■ Task instructions
All of the records that follow need to be copied word for word, without the pictures.

Data provided Start Marker

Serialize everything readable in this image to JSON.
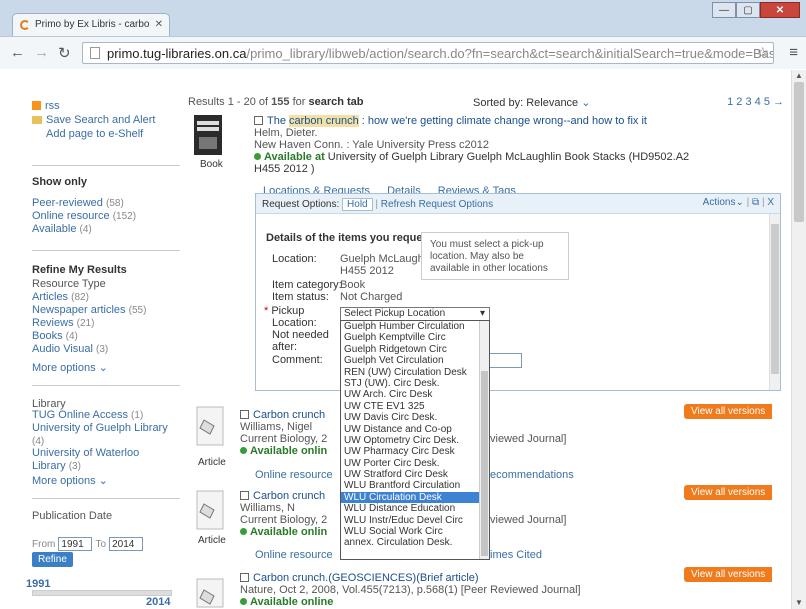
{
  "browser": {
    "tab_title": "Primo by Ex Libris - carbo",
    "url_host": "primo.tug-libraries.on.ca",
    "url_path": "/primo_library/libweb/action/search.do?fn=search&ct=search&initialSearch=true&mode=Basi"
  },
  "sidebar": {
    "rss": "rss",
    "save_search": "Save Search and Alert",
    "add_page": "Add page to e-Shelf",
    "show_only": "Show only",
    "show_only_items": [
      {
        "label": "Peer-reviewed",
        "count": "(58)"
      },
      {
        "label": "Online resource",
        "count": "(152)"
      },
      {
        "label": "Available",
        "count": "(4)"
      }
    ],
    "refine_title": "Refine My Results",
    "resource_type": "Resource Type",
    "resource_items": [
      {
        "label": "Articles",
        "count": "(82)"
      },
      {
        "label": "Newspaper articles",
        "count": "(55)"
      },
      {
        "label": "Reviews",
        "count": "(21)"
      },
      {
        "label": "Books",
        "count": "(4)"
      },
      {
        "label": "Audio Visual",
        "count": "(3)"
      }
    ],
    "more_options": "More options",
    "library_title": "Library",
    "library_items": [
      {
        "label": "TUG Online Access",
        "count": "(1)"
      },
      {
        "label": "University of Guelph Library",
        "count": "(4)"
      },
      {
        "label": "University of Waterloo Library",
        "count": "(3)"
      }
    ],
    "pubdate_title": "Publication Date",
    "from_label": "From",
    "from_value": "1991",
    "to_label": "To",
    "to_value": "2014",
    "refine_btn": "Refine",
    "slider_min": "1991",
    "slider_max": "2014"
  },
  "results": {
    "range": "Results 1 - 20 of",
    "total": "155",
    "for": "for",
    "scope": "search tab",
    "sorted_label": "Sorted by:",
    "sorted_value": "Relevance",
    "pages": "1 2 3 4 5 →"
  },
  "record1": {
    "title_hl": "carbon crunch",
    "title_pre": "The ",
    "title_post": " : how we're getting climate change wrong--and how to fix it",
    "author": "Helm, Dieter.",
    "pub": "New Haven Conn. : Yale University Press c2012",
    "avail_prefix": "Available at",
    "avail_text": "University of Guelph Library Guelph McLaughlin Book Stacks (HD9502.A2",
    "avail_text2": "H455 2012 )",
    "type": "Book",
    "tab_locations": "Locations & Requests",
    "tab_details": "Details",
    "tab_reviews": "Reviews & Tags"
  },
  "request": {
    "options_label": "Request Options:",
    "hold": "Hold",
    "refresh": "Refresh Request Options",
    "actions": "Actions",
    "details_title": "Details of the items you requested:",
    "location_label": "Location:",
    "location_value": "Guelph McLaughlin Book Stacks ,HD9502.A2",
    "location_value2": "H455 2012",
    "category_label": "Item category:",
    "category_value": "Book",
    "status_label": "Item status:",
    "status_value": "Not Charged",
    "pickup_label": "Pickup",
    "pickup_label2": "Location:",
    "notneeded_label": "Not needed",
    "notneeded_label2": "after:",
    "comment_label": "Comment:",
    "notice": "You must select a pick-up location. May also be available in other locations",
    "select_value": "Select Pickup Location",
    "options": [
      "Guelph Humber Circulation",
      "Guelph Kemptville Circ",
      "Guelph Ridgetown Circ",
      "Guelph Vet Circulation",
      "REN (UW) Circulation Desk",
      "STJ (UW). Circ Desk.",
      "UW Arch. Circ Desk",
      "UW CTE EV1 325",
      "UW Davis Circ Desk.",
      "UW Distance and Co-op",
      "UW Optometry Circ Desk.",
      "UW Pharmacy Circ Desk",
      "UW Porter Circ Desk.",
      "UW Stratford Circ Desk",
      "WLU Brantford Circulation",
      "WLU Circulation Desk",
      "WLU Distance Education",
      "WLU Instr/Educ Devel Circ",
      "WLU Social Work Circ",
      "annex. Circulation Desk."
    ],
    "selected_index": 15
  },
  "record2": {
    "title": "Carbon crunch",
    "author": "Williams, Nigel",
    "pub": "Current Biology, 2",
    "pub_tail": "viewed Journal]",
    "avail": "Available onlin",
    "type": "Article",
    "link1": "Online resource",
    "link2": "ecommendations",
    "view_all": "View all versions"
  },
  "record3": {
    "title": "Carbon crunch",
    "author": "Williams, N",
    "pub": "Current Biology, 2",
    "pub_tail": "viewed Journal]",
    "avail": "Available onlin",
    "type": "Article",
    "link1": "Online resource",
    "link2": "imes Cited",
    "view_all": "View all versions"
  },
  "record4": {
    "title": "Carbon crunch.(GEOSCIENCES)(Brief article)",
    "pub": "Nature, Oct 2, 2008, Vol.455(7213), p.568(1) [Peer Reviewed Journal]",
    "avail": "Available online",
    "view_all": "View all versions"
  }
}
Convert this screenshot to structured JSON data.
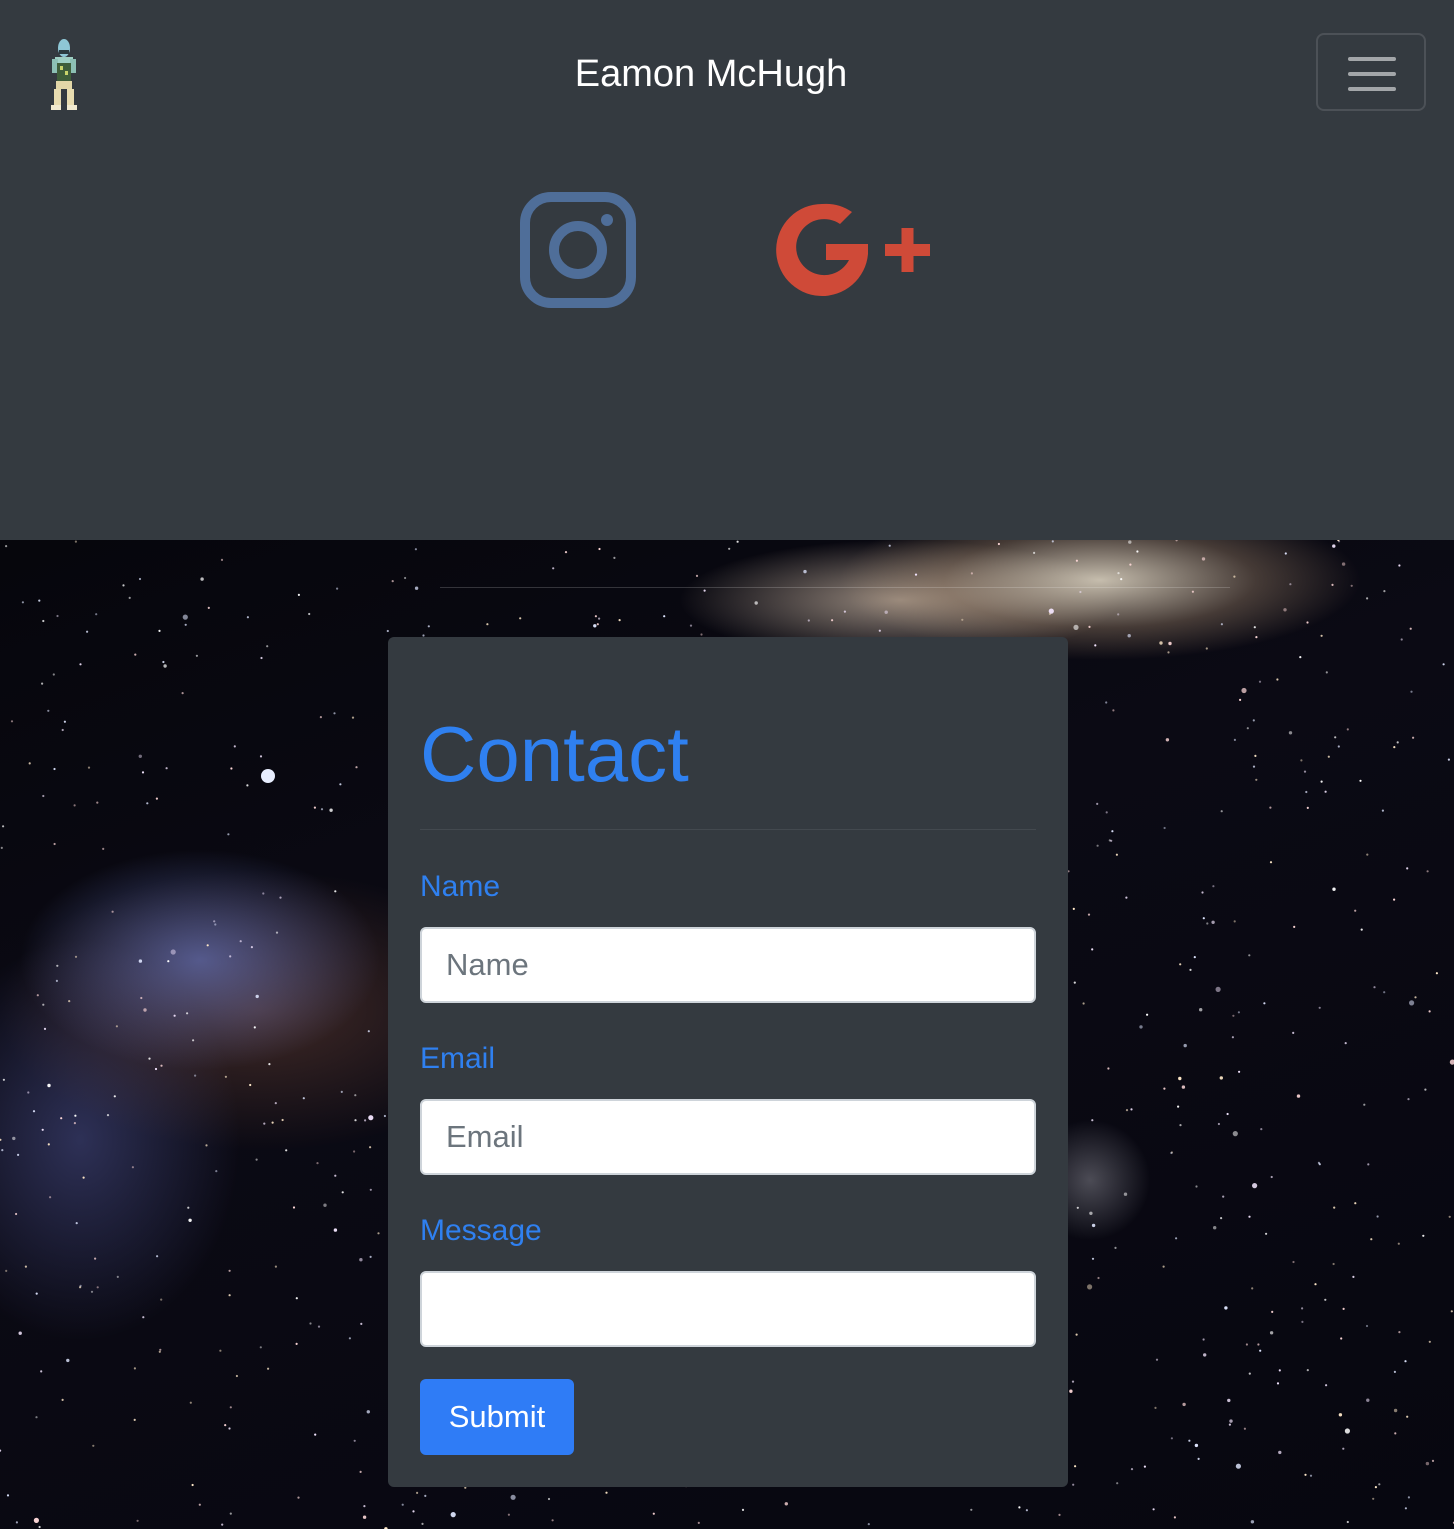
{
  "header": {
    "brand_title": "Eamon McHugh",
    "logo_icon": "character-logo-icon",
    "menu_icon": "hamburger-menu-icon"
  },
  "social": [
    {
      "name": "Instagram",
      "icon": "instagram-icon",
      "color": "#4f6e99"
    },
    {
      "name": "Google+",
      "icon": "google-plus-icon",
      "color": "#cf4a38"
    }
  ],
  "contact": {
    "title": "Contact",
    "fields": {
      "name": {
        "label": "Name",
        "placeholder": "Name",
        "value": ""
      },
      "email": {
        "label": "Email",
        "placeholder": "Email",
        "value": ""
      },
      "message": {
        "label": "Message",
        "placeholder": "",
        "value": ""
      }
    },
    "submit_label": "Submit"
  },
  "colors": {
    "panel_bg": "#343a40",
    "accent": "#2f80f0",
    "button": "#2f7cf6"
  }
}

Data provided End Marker

■ Your solution
Serialize everything readable in this image to JSON.
{
  "browser": {
    "tab_title": "Primo by Ex Libris - carbo",
    "url_host": "primo.tug-libraries.on.ca",
    "url_path": "/primo_library/libweb/action/search.do?fn=search&ct=search&initialSearch=true&mode=Basi"
  },
  "sidebar": {
    "rss": "rss",
    "save_search": "Save Search and Alert",
    "add_page": "Add page to e-Shelf",
    "show_only": "Show only",
    "show_only_items": [
      {
        "label": "Peer-reviewed",
        "count": "(58)"
      },
      {
        "label": "Online resource",
        "count": "(152)"
      },
      {
        "label": "Available",
        "count": "(4)"
      }
    ],
    "refine_title": "Refine My Results",
    "resource_type": "Resource Type",
    "resource_items": [
      {
        "label": "Articles",
        "count": "(82)"
      },
      {
        "label": "Newspaper articles",
        "count": "(55)"
      },
      {
        "label": "Reviews",
        "count": "(21)"
      },
      {
        "label": "Books",
        "count": "(4)"
      },
      {
        "label": "Audio Visual",
        "count": "(3)"
      }
    ],
    "more_options": "More options",
    "library_title": "Library",
    "library_items": [
      {
        "label": "TUG Online Access",
        "count": "(1)"
      },
      {
        "label": "University of Guelph Library",
        "count": "(4)"
      },
      {
        "label": "University of Waterloo Library",
        "count": "(3)"
      }
    ],
    "pubdate_title": "Publication Date",
    "from_label": "From",
    "from_value": "1991",
    "to_label": "To",
    "to_value": "2014",
    "refine_btn": "Refine",
    "slider_min": "1991",
    "slider_max": "2014"
  },
  "results": {
    "range": "Results 1 - 20 of",
    "total": "155",
    "for": "for",
    "scope": "search tab",
    "sorted_label": "Sorted by:",
    "sorted_value": "Relevance",
    "pages": "1 2 3 4 5 →"
  },
  "record1": {
    "title_hl": "carbon crunch",
    "title_pre": "The ",
    "title_post": " : how we're getting climate change wrong--and how to fix it",
    "author": "Helm, Dieter.",
    "pub": "New Haven Conn. : Yale University Press c2012",
    "avail_prefix": "Available at",
    "avail_text": "University of Guelph Library Guelph McLaughlin Book Stacks (HD9502.A2",
    "avail_text2": "H455 2012 )",
    "type": "Book",
    "tab_locations": "Locations & Requests",
    "tab_details": "Details",
    "tab_reviews": "Reviews & Tags"
  },
  "request": {
    "options_label": "Request Options:",
    "hold": "Hold",
    "refresh": "Refresh Request Options",
    "actions": "Actions",
    "details_title": "Details of the items you requested:",
    "location_label": "Location:",
    "location_value": "Guelph McLaughlin Book Stacks ,HD9502.A2",
    "location_value2": "H455 2012",
    "category_label": "Item category:",
    "category_value": "Book",
    "status_label": "Item status:",
    "status_value": "Not Charged",
    "pickup_label": "Pickup",
    "pickup_label2": "Location:",
    "notneeded_label": "Not needed",
    "notneeded_label2": "after:",
    "comment_label": "Comment:",
    "notice": "You must select a pick-up location. May also be available in other locations",
    "select_value": "Select Pickup Location",
    "options": [
      "Guelph Humber Circulation",
      "Guelph Kemptville Circ",
      "Guelph Ridgetown Circ",
      "Guelph Vet Circulation",
      "REN (UW) Circulation Desk",
      "STJ (UW). Circ Desk.",
      "UW Arch. Circ Desk",
      "UW CTE EV1 325",
      "UW Davis Circ Desk.",
      "UW Distance and Co-op",
      "UW Optometry Circ Desk.",
      "UW Pharmacy Circ Desk",
      "UW Porter Circ Desk.",
      "UW Stratford Circ Desk",
      "WLU Brantford Circulation",
      "WLU Circulation Desk",
      "WLU Distance Education",
      "WLU Instr/Educ Devel Circ",
      "WLU Social Work Circ",
      "annex. Circulation Desk."
    ],
    "selected_index": 15
  },
  "record2": {
    "title": "Carbon crunch",
    "author": "Williams, Nigel",
    "pub": "Current Biology, 2",
    "pub_tail": "viewed Journal]",
    "avail": "Available onlin",
    "type": "Article",
    "link1": "Online resource",
    "link2": "ecommendations",
    "view_all": "View all versions"
  },
  "record3": {
    "title": "Carbon crunch",
    "author": "Williams, N",
    "pub": "Current Biology, 2",
    "pub_tail": "viewed Journal]",
    "avail": "Available onlin",
    "type": "Article",
    "link1": "Online resource",
    "link2": "imes Cited",
    "view_all": "View all versions"
  },
  "record4": {
    "title": "Carbon crunch.(GEOSCIENCES)(Brief article)",
    "pub": "Nature, Oct 2, 2008, Vol.455(7213), p.568(1) [Peer Reviewed Journal]",
    "avail": "Available online",
    "view_all": "View all versions"
  }
}
Convert this screenshot to structured JSON data.
{
  "header": {
    "brand_title": "Eamon McHugh",
    "logo_icon": "character-logo-icon",
    "menu_icon": "hamburger-menu-icon"
  },
  "social": [
    {
      "name": "Instagram",
      "icon": "instagram-icon",
      "color": "#4f6e99"
    },
    {
      "name": "Google+",
      "icon": "google-plus-icon",
      "color": "#cf4a38"
    }
  ],
  "contact": {
    "title": "Contact",
    "fields": {
      "name": {
        "label": "Name",
        "placeholder": "Name",
        "value": ""
      },
      "email": {
        "label": "Email",
        "placeholder": "Email",
        "value": ""
      },
      "message": {
        "label": "Message",
        "placeholder": "",
        "value": ""
      }
    },
    "submit_label": "Submit"
  },
  "colors": {
    "panel_bg": "#343a40",
    "accent": "#2f80f0",
    "button": "#2f7cf6"
  }
}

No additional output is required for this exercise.